- Fireproof means that a fabric literally will not burn. To be labeled fireproof, the Federal Trade Commission requires that a fabric must be 100% fireproof. If the fiber or fabric has been treated to prevent flames from spreading, it must be labeled as fire resistant.
- Flameproof is a synonym for fireproof.
- Flame Retardant Fabric
- A fabric that resists or retards the spreading of flames. A flame retardant fabric can be made by using fibers that are themselves flame retardant (inherently flame retardant) or by using special finishes on fabrics.
- Fire Resistant
- Fire resistant refers to a fabric or fiber that has been treated to discourage the spreading of flames.
Q. What are the different fire ratings and codes?
NFPA 701 Test Method #1 is for lightweight, single layer draperies. In this test, a hanging fabric is exposed to a flame for a specified amount of time; whether it passes depend on how much weight the fabric loses when it burns and whether any pieces that break off continue to burn. This second criterion is sometimes called drip burn.
Q. What is the test method for flame spread?
The tunnel test measures how far and how fast flames spread across the surface of the test sample. In this test, a sample of the material 20 inches wide and 25 feet long, is installed as ceiling of a test chamber and exposed to a gas flame at one end. The resulting flame spread rating (FSR) is expressed as a number on a continuous scale where inorganic reinforced cement board is 0 and red oak is 100.
Although several small-scale tests have been developed to predict flame spread ratings based on the tunnel test, these are primarily bench tests for product development.
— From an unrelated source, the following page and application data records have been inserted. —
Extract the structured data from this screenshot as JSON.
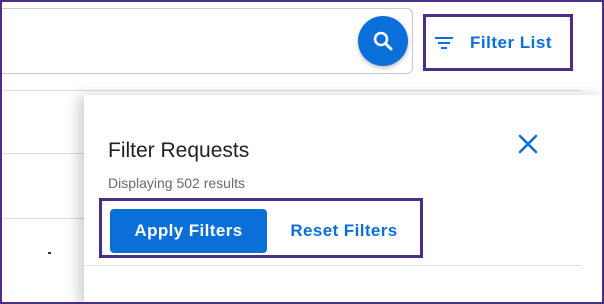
{
  "toolbar": {
    "search_icon": "search-icon",
    "filter_icon": "filter-icon",
    "filter_list_label": "Filter List"
  },
  "panel": {
    "title": "Filter Requests",
    "subtitle": "Displaying 502 results",
    "close_icon": "close-icon",
    "apply_label": "Apply Filters",
    "reset_label": "Reset Filters"
  },
  "colors": {
    "accent": "#0a6fd9",
    "highlight_border": "#4b2e83"
  }
}
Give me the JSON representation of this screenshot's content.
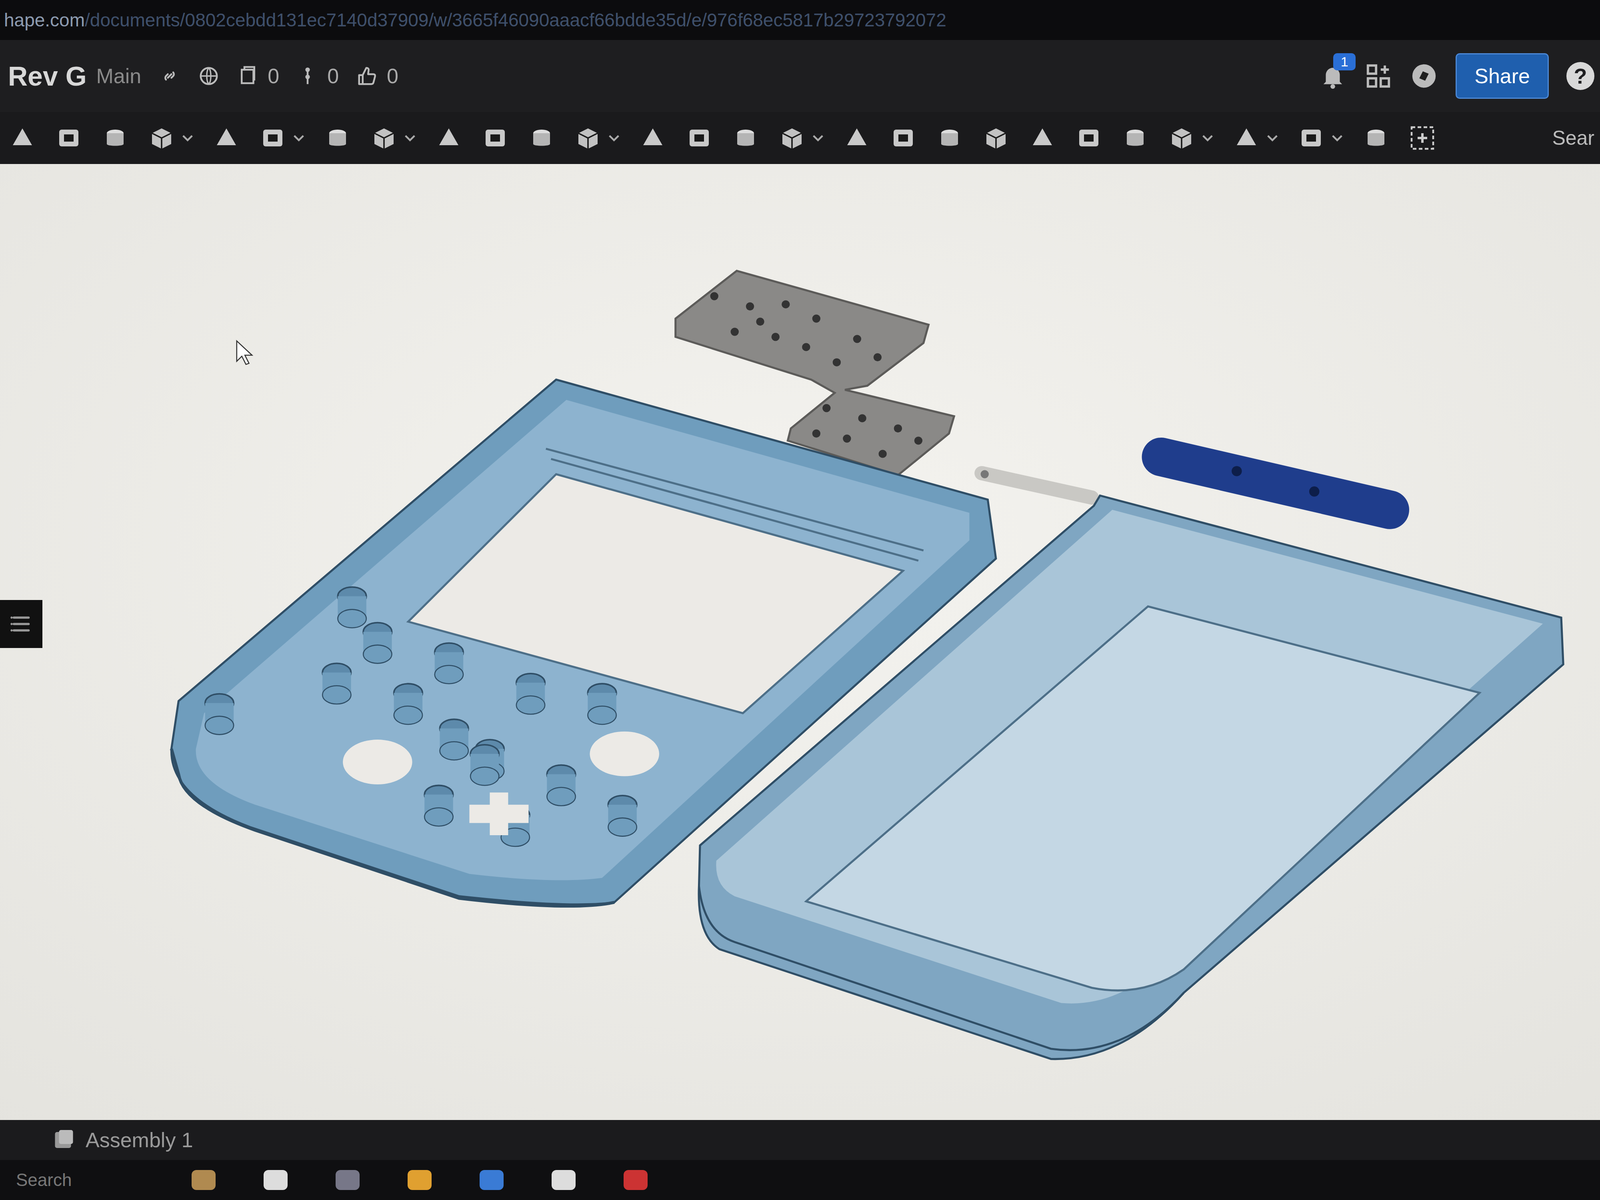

The National Fire Protection Association (NFPA) has not accepted any alternate methods for determining the flame spread characteristics of materials to be used in buildings; for this purpose, NFPA recommends only the Tunnel Test.
Q. What is ASTM E-119?
ASTM E-119 is an assembly test, not a product test. This is the test method (UL) used for fire resistance rated assemblies.
Q. What is the difference between fire retardant and fire resistance?
A fire retardant material slows burning across the surface of a combustible substrate.
A fire resistive material delays heat penetration through a substrate.
Q. Fire resistance - what is an "hourly rating" and does it compare to flame spread?
A fire-resistive rating is the time that exterior wall construction can withstand fire exposure as determined by a standard fire test. Wall construction can be classified as 4-hour, 3-hour, 2-hour, 1-hour and non-rated construction. This rating is determined by a different test, known as "Standard Methods of Fire Tests of Building Construction and Materials" NFPA No. 251, ASTM E 119, UL No. 263).
The test exposes an assembly to heat and flame on one side and tests for heat transmission, burn-through, structural integrity and ability to withstand a hose stream from a fire hose.
Hourly Ratings are assigned only to complete assemblies, of structural materials for buildings, (wall, floor, door, ceiling, roof, etc.) and generally require use of a noncombustible membrane (e.g. gypsum, masonry). Hourly ratings have are NOT assigned to any one single component of a complete assembly such as a paint coating, wall covering or other single building material. There is no such thing as a paint coating, additive or treatment that can be applied to any and all wall or ceiling configurations which will give a 1, 2 or 3 hour rating.
Q. What is ASTM
Formerly known as the American Society for Testing and Materials, ASTM International provides standards that are accepted and used in research and development, product testing, quality systems and commercial transactions around the globe.
Q. What is the purpose of the flame spread test?
The purpose of this test method is to determine the relative burning behavior of the material by observing the flame spread along the specimen. Flame spread and smoke developed index are reported.